Dr. Wren’s hymns appear in virtually every English language hymnal published since 1980. He serves the church universal in many capacities including a parish minister, hymn writer and lecturer.
A hymn is a work in progress for Brian Wren. As is his practice, he has made several revisions to “Christ is Alive!” including revisions made since it was published in the UM Hymnal in 1989, but the Easter message remains the same.
One of the four leading hymn writers from England who led the way in what has been called the “hymnic explosion” of the 1960s, 1970s and 1980s—and continues to this day—Dr. Wren carries a message that is often prophetic and jarring, leading some to call him the “sandpaper” of the hymn writers of his generation. While his message is disturbing at times, it is also hopeful. Christ is alive!
Couple of comments about the lyrics:
Stanza One: Christ is alive! Let Christians sing; The cross stands empty to the sky; Let streets and homes with praises ring. Love, drowned in death, shall never die.
Stanza one opens with a declarative and unequivocal statement: “Christ is alive!” These words declare not of a historical observance of long ago when Christ died on Calvary, but the celebration of a current event. Now Christ is Alive. He lives. This is in line with the pattern of Easter hymns throughout the ages, we always speak of the resurrection of Christ in the present tense. Christ lives forever to reign!

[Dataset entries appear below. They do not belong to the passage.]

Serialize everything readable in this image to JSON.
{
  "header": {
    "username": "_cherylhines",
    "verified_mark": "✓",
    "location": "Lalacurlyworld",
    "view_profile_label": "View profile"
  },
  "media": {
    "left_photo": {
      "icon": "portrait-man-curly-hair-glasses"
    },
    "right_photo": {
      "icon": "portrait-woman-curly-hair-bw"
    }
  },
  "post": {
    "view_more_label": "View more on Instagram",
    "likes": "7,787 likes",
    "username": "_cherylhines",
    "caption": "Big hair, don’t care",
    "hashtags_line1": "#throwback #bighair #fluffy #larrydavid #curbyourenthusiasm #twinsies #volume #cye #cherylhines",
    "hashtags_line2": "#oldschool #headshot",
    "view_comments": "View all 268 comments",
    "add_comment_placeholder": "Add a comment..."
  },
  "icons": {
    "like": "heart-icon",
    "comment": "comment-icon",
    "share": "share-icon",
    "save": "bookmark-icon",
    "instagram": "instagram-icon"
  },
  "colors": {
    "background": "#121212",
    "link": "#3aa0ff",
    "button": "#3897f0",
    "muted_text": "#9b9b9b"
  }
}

Another hymn writer, Charles Wesley wrote, “Christ the Lord is risen today!” Our response to the Easter event is to sing. We sing this good news in response to the songs of praise coming from heaven. Singing requires full-body participation and commitment. Dr. Wren’s opening stanza captures the sense of a cosmic event.

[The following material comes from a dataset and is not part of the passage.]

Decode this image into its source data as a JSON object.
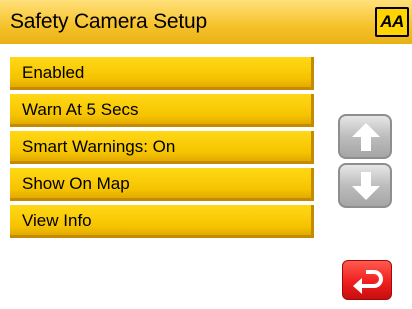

Stanza two: Christ is alive! No longer bound to distant years in Palestine, but saving, healing, here and now, and touching every place and time.

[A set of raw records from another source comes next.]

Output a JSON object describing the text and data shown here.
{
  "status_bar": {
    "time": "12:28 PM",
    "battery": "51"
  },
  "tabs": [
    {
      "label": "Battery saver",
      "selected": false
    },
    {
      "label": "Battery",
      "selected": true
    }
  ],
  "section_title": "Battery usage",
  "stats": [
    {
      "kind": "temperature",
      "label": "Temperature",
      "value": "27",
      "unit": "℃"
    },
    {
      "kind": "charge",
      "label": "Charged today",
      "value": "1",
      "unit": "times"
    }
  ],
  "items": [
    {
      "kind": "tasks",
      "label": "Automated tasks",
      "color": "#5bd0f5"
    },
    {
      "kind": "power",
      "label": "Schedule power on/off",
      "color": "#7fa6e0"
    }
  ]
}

In stanza two, Dr. Wren clarifies that the resurrection was not for one place and time historically, but for all places and all times—“he comes to claim the here and now and dwell in every place and time.”
Stanza Three: Not throned above, remotely high, untouched, unmoved by human pains, but daily, in the midst of life, our Savior with the Father reigns.
Perhaps in response to the criticism of the church as remote from the needs and concerns of the world, Dr. Wren addresses this directly in stanza three: “Not throned afar, remotely high, untouched, unmoved by human pains. . . .” This resurrected Christ has been with us in the “midst of life” yet paradoxically “in the God-head reigns” beyond this world.
Stanza Four: In every insult, rift, and war where color, scorn or wealth divide, Christ suffers still, yet loves the more, and lives, where even hope has died.
Stanza four is the touchstone for the King assassination—the place where Dr. Wren brings the resurrection into contact with human suffering as expressed in racism, war, and all of the ways that we hurt and destroy our fellow human beings. This resurrected One “suffers still, yet loves the more” in the midst of the devastation that we bring upon each other.
Stanza Five: Women and men, in age and youth, can feel the Spirit, hear the call, and find the way, the life, the truth, revealed in Jesus, freed for all.
In stanza five Dr. Wren reinforces the living presence of Jesus in every generation to every generation. God has been a shelter through all generation and all men and women, boys and girls can attest to this fact. Christ is live today and he still saves sinners as ever before.
Stanza Six: Christ is alive, and comes to bring good news to this and every age, till earth and sky and ocean ring with joy, with justice, love, and praise.
The final stanza comes full circle and refocuses us on the “good news to this and every age.” The cosmic joining of heaven and earth is explicit here: “till earth and all creation ring. . . .” The cosmos rings with the fullness of the good news of “joy and justice, love and praise.”